**Activity:**
Retype all of the data. Every line must match exactly.

**Saved data entries:**
....................

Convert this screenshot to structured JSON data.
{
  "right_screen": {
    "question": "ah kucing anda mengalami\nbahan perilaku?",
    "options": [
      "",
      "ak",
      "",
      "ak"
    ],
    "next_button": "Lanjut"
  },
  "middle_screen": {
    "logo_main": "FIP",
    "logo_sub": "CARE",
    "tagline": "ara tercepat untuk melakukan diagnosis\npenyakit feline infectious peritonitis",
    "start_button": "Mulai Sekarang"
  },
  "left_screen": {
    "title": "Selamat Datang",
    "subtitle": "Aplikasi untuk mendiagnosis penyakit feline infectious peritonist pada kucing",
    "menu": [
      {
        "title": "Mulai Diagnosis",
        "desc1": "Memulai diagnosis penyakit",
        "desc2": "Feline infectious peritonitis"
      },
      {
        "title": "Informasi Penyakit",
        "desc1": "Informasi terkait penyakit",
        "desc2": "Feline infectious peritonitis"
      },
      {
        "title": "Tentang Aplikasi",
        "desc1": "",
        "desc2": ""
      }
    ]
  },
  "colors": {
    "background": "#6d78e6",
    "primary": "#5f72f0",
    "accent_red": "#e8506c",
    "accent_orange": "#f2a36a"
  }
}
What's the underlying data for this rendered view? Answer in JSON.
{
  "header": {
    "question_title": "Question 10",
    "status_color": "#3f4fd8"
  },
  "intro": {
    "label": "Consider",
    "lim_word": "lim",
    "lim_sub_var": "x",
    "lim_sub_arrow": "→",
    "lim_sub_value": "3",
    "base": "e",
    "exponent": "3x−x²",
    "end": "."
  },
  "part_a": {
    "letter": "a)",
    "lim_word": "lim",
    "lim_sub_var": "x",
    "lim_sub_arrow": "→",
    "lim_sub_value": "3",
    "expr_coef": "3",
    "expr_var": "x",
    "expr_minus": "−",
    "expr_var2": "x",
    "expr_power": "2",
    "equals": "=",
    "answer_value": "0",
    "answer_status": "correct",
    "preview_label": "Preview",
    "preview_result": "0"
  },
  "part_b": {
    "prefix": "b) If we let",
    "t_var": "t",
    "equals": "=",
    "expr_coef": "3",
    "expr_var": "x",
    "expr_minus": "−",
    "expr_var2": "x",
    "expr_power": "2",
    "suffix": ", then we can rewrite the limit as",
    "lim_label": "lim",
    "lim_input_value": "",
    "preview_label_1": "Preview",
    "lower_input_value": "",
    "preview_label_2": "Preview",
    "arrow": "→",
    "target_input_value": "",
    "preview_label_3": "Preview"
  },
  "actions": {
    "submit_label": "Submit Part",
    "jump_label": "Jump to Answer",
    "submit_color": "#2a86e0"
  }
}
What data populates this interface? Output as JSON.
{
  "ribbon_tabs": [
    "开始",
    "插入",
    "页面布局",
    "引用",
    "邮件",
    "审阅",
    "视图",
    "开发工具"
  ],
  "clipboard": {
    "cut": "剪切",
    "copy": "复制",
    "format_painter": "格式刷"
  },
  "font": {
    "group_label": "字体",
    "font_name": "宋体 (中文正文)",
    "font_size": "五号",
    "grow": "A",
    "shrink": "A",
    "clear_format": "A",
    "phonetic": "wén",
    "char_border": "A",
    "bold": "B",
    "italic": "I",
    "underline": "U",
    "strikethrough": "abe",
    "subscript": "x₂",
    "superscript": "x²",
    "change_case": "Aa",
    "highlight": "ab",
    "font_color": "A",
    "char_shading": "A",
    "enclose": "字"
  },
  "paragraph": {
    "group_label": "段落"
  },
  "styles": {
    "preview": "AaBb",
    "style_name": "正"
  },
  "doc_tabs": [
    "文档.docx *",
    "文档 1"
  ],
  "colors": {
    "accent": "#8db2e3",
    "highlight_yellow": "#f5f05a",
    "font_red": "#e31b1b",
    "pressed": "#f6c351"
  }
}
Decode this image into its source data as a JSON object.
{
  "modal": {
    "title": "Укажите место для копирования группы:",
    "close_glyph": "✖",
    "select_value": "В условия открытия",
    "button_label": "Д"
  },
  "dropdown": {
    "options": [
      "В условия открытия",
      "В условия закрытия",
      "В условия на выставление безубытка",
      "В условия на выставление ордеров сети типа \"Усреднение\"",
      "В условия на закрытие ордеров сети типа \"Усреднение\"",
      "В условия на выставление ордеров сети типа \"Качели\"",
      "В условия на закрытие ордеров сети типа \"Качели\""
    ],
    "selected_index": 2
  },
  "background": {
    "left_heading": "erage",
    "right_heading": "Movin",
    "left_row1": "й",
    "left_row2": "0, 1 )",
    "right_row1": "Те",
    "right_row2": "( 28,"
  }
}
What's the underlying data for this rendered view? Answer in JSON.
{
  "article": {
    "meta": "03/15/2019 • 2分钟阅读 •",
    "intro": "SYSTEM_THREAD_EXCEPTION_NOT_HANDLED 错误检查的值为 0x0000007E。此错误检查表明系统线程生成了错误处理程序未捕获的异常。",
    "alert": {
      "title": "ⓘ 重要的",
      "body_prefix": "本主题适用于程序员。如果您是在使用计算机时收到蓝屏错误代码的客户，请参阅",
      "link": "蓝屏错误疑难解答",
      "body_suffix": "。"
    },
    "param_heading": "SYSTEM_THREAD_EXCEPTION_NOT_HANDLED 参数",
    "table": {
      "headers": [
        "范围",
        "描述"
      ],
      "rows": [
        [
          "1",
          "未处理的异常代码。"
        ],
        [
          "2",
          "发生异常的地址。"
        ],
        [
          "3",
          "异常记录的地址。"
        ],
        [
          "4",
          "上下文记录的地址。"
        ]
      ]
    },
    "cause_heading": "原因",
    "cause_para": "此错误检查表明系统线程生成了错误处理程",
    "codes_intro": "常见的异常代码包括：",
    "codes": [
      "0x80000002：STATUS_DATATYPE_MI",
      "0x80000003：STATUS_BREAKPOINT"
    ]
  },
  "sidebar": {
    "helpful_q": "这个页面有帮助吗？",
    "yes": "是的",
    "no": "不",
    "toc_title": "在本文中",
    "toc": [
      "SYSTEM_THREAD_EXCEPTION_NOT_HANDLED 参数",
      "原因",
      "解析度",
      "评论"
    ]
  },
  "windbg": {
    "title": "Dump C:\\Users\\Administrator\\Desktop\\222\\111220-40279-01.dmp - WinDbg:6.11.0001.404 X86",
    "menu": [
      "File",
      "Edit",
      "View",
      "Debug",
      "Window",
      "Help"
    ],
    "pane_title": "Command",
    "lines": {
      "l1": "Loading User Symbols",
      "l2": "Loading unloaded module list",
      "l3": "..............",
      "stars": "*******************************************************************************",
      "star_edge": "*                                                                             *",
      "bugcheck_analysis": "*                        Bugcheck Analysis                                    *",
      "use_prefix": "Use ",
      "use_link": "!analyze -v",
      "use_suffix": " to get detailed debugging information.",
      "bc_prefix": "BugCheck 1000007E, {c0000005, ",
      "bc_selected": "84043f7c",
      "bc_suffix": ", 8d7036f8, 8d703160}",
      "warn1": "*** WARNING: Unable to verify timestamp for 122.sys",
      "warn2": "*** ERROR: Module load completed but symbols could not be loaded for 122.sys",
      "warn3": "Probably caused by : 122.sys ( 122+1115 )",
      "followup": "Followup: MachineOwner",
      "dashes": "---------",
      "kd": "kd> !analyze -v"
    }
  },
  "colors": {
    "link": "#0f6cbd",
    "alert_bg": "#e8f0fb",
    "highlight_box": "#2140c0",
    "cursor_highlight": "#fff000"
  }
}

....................

**Output of the exercise:**
Convert this screenshot to structured JSON data.
{
  "right_screen": {
    "question": "ah kucing anda mengalami\nbahan perilaku?",
    "options": [
      "",
      "ak",
      "",
      "ak"
    ],
    "next_button": "Lanjut"
  },
  "middle_screen": {
    "logo_main": "FIP",
    "logo_sub": "CARE",
    "tagline": "ara tercepat untuk melakukan diagnosis\npenyakit feline infectious peritonitis",
    "start_button": "Mulai Sekarang"
  },
  "left_screen": {
    "title": "Selamat Datang",
    "subtitle": "Aplikasi untuk mendiagnosis penyakit feline infectious peritonist pada kucing",
    "menu": [
      {
        "title": "Mulai Diagnosis",
        "desc1": "Memulai diagnosis penyakit",
        "desc2": "Feline infectious peritonitis"
      },
      {
        "title": "Informasi Penyakit",
        "desc1": "Informasi terkait penyakit",
        "desc2": "Feline infectious peritonitis"
      },
      {
        "title": "Tentang Aplikasi",
        "desc1": "",
        "desc2": ""
      }
    ]
  },
  "colors": {
    "background": "#6d78e6",
    "primary": "#5f72f0",
    "accent_red": "#e8506c",
    "accent_orange": "#f2a36a"
  }
}
What's the underlying data for this rendered view? Answer in JSON.
{
  "header": {
    "question_title": "Question 10",
    "status_color": "#3f4fd8"
  },
  "intro": {
    "label": "Consider",
    "lim_word": "lim",
    "lim_sub_var": "x",
    "lim_sub_arrow": "→",
    "lim_sub_value": "3",
    "base": "e",
    "exponent": "3x−x²",
    "end": "."
  },
  "part_a": {
    "letter": "a)",
    "lim_word": "lim",
    "lim_sub_var": "x",
    "lim_sub_arrow": "→",
    "lim_sub_value": "3",
    "expr_coef": "3",
    "expr_var": "x",
    "expr_minus": "−",
    "expr_var2": "x",
    "expr_power": "2",
    "equals": "=",
    "answer_value": "0",
    "answer_status": "correct",
    "preview_label": "Preview",
    "preview_result": "0"
  },
  "part_b": {
    "prefix": "b) If we let",
    "t_var": "t",
    "equals": "=",
    "expr_coef": "3",
    "expr_var": "x",
    "expr_minus": "−",
    "expr_var2": "x",
    "expr_power": "2",
    "suffix": ", then we can rewrite the limit as",
    "lim_label": "lim",
    "lim_input_value": "",
    "preview_label_1": "Preview",
    "lower_input_value": "",
    "preview_label_2": "Preview",
    "arrow": "→",
    "target_input_value": "",
    "preview_label_3": "Preview"
  },
  "actions": {
    "submit_label": "Submit Part",
    "jump_label": "Jump to Answer",
    "submit_color": "#2a86e0"
  }
}
What data populates this interface? Output as JSON.
{
  "ribbon_tabs": [
    "开始",
    "插入",
    "页面布局",
    "引用",
    "邮件",
    "审阅",
    "视图",
    "开发工具"
  ],
  "clipboard": {
    "cut": "剪切",
    "copy": "复制",
    "format_painter": "格式刷"
  },
  "font": {
    "group_label": "字体",
    "font_name": "宋体 (中文正文)",
    "font_size": "五号",
    "grow": "A",
    "shrink": "A",
    "clear_format": "A",
    "phonetic": "wén",
    "char_border": "A",
    "bold": "B",
    "italic": "I",
    "underline": "U",
    "strikethrough": "abe",
    "subscript": "x₂",
    "superscript": "x²",
    "change_case": "Aa",
    "highlight": "ab",
    "font_color": "A",
    "char_shading": "A",
    "enclose": "字"
  },
  "paragraph": {
    "group_label": "段落"
  },
  "styles": {
    "preview": "AaBb",
    "style_name": "正"
  },
  "doc_tabs": [
    "文档.docx *",
    "文档 1"
  ],
  "colors": {
    "accent": "#8db2e3",
    "highlight_yellow": "#f5f05a",
    "font_red": "#e31b1b",
    "pressed": "#f6c351"
  }
}
Decode this image into its source data as a JSON object.
{
  "modal": {
    "title": "Укажите место для копирования группы:",
    "close_glyph": "✖",
    "select_value": "В условия открытия",
    "button_label": "Д"
  },
  "dropdown": {
    "options": [
      "В условия открытия",
      "В условия закрытия",
      "В условия на выставление безубытка",
      "В условия на выставление ордеров сети типа \"Усреднение\"",
      "В условия на закрытие ордеров сети типа \"Усреднение\"",
      "В условия на выставление ордеров сети типа \"Качели\"",
      "В условия на закрытие ордеров сети типа \"Качели\""
    ],
    "selected_index": 2
  },
  "background": {
    "left_heading": "erage",
    "right_heading": "Movin",
    "left_row1": "й",
    "left_row2": "0, 1 )",
    "right_row1": "Те",
    "right_row2": "( 28,"
  }
}
What's the underlying data for this rendered view? Answer in JSON.
{
  "article": {
    "meta": "03/15/2019 • 2分钟阅读 •",
    "intro": "SYSTEM_THREAD_EXCEPTION_NOT_HANDLED 错误检查的值为 0x0000007E。此错误检查表明系统线程生成了错误处理程序未捕获的异常。",
    "alert": {
      "title": "ⓘ 重要的",
      "body_prefix": "本主题适用于程序员。如果您是在使用计算机时收到蓝屏错误代码的客户，请参阅",
      "link": "蓝屏错误疑难解答",
      "body_suffix": "。"
    },
    "param_heading": "SYSTEM_THREAD_EXCEPTION_NOT_HANDLED 参数",
    "table": {
      "headers": [
        "范围",
        "描述"
      ],
      "rows": [
        [
          "1",
          "未处理的异常代码。"
        ],
        [
          "2",
          "发生异常的地址。"
        ],
        [
          "3",
          "异常记录的地址。"
        ],
        [
          "4",
          "上下文记录的地址。"
        ]
      ]
    },
    "cause_heading": "原因",
    "cause_para": "此错误检查表明系统线程生成了错误处理程",
    "codes_intro": "常见的异常代码包括：",
    "codes": [
      "0x80000002：STATUS_DATATYPE_MI",
      "0x80000003：STATUS_BREAKPOINT"
    ]
  },
  "sidebar": {
    "helpful_q": "这个页面有帮助吗？",
    "yes": "是的",
    "no": "不",
    "toc_title": "在本文中",
    "toc": [
      "SYSTEM_THREAD_EXCEPTION_NOT_HANDLED 参数",
      "原因",
      "解析度",
      "评论"
    ]
  },
  "windbg": {
    "title": "Dump C:\\Users\\Administrator\\Desktop\\222\\111220-40279-01.dmp - WinDbg:6.11.0001.404 X86",
    "menu": [
      "File",
      "Edit",
      "View",
      "Debug",
      "Window",
      "Help"
    ],
    "pane_title": "Command",
    "lines": {
      "l1": "Loading User Symbols",
      "l2": "Loading unloaded module list",
      "l3": "..............",
      "stars": "*******************************************************************************",
      "star_edge": "*                                                                             *",
      "bugcheck_analysis": "*                        Bugcheck Analysis                                    *",
      "use_prefix": "Use ",
      "use_link": "!analyze -v",
      "use_suffix": " to get detailed debugging information.",
      "bc_prefix": "BugCheck 1000007E, {c0000005, ",
      "bc_selected": "84043f7c",
      "bc_suffix": ", 8d7036f8, 8d703160}",
      "warn1": "*** WARNING: Unable to verify timestamp for 122.sys",
      "warn2": "*** ERROR: Module load completed but symbols could not be loaded for 122.sys",
      "warn3": "Probably caused by : 122.sys ( 122+1115 )",
      "followup": "Followup: MachineOwner",
      "dashes": "---------",
      "kd": "kd> !analyze -v"
    }
  },
  "colors": {
    "link": "#0f6cbd",
    "alert_bg": "#e8f0fb",
    "highlight_box": "#2140c0",
    "cursor_highlight": "#fff000"
  }
}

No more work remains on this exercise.